Priory Park, which at one point was mooted as a site for the KCOM Stadium, instead became a destination for businesses ranging from motor dealerships to professional firms and a four-star hotel.

A new phase launched four years ago by developer Henry Boot released 14 acres. Initial interest was steady but a strong market has been exploited with deals now agreed on all remaining land.

Dave Garness, Managing Director of Garness Jones chartered surveyors, highlighted a turnaround in Hull’s fortunes as a result of investment estimated at £1.5 billion, driven by renewables and City of Culture. The buoyant market has enabled his practice to dispose of more than 50 acres of land at sites across Hull and East Yorkshire during the last 12 months.

He said: “With City of Culture there was a lot of excitement and anticipation and it has now been seen to deliver. At the same time, big businesses are investing and expanding – with Siemens and Reckitt Benckiser (RB) being the high-profile companies and many more contributing. They are large, well respected companies which are making a difference.”

Motor dealerships dominated the early development of the western end of Priory Park as the site took shape during the 1990s. They were also prominent when the eastern side of the project was launched, and they were joined by relocations in the legal, financial and insurance sectors and by the new, four-star Village Hotel.

Pharmaceuticals company Indivior, a division of RB, embarked on the first major development in the new phase on a 6.5-acre site which is close to completion as a development laboratory and clean room.

Dave Garness said: “The project for Indivior looks very impressive and will provide high-quality, skilled jobs. Another plot of around six acres has been sold to a high-profile, Hull-based business which is planning significant expansion. That will leave an area of around 6.5 acres for which we expect to agree a disposal in the coming months.”

Atlas Leisure Homes committed last year to moving its holiday home storage facility to the former Birds Eye Wall’s site of nearly 18 acres next to Priory Park.

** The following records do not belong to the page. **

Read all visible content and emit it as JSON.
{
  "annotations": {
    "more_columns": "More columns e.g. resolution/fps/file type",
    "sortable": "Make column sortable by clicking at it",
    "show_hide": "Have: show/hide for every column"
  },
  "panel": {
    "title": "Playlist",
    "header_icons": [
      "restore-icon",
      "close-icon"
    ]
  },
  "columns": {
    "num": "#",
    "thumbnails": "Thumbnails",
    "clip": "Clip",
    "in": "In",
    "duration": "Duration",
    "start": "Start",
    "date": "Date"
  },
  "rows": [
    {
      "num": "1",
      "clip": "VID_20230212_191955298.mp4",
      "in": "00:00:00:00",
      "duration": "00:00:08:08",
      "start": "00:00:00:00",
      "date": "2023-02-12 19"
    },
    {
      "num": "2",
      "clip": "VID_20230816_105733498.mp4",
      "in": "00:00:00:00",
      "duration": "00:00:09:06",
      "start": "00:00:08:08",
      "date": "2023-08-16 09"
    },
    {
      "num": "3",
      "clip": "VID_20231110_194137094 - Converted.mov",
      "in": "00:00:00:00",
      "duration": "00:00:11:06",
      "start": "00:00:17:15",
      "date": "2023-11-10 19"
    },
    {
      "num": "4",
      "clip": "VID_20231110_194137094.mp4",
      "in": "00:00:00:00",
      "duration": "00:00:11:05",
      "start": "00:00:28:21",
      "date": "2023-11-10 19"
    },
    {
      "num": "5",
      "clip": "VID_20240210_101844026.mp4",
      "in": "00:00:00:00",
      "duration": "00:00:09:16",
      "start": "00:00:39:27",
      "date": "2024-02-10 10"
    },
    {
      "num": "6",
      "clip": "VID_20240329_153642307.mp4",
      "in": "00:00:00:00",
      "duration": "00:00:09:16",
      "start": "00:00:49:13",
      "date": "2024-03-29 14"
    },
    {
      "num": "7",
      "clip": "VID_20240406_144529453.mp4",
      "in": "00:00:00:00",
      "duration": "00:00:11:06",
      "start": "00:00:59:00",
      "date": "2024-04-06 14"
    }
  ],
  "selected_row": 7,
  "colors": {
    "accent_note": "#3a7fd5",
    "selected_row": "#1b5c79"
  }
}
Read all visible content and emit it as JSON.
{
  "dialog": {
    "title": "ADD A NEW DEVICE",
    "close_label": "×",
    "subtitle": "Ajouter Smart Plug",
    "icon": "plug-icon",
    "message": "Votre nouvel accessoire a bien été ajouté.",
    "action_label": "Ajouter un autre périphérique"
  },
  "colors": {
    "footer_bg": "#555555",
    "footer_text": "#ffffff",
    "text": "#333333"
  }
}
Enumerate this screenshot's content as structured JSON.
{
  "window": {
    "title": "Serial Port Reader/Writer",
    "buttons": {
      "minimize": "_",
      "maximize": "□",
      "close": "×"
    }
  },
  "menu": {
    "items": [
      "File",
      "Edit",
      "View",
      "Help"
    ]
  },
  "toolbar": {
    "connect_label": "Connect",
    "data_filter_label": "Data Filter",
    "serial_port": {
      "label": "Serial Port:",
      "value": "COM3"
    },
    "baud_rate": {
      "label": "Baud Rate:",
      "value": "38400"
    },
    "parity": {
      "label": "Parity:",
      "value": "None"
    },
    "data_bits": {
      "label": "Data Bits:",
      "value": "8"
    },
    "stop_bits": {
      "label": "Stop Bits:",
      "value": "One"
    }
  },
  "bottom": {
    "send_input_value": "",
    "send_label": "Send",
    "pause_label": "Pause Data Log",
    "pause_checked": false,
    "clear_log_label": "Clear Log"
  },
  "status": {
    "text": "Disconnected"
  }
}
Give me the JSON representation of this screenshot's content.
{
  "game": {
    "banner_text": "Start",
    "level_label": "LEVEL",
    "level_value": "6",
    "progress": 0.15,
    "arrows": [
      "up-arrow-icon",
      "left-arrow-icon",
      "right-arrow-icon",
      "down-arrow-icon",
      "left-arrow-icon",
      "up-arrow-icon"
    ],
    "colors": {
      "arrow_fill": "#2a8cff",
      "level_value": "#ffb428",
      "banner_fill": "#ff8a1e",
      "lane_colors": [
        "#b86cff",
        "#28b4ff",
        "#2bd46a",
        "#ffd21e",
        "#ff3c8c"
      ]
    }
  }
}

Its plans are to follow that investment by constructing a new factory.

Dave added: “The expansion by Atlas is all about a long-standing manufacturing company that has emerged from the recession with a positive approach and has completed one of the most substantial land acquisitions for an owner-occupier in this area in the last few years.

“Their strategy is to draw in and store caravan stock rather than lease land elsewhere, taking ownership of an asset that will then give them time to plan, develop and relocate to a purpose built and state-of-the-art production facility.”

Garness Jones is also seeing increased activity elsewhere in East Yorkshire, with two sites occupying a total of 15 acres acquired at Carnaby Industrial Estate, Bridlington, and a land sale at the Ozone development at Howden of just over three acres, both to operating companies.

Figures from Hull City Council indicate that 342,000 people visited the “Made in Hull” attractions during the first week of City of Culture. The reopened Ferens art gallery welcomed 200,000 visitors during its first 10 weeks, compared with 126,000 for the last full year of operation before it closed for refurbishment.

The value of positive media coverage is calculated at £3 million this year, and £52 million since 2013 when City of Culture status was confirmed. The value of the investment driven by City of Culture, the development of the area as a renewables centre and associated projects is estimated by the City Council as £1.5 million.

Dave said: “People had a preconceived poor image of the area, but that was out of ignorance rather than any first-hand knowledge. Get people to come here and take a look and they are very pleasantly surprised.

“The cynicism is understandable because the area has had a lot of knocks and not a lot of support, and in a sense it gives the city a feeling of pride, achievement and confidence which can be infectious for inward investors. The area is on the up and renewable energy is just one of the factors, as shown by these developments.”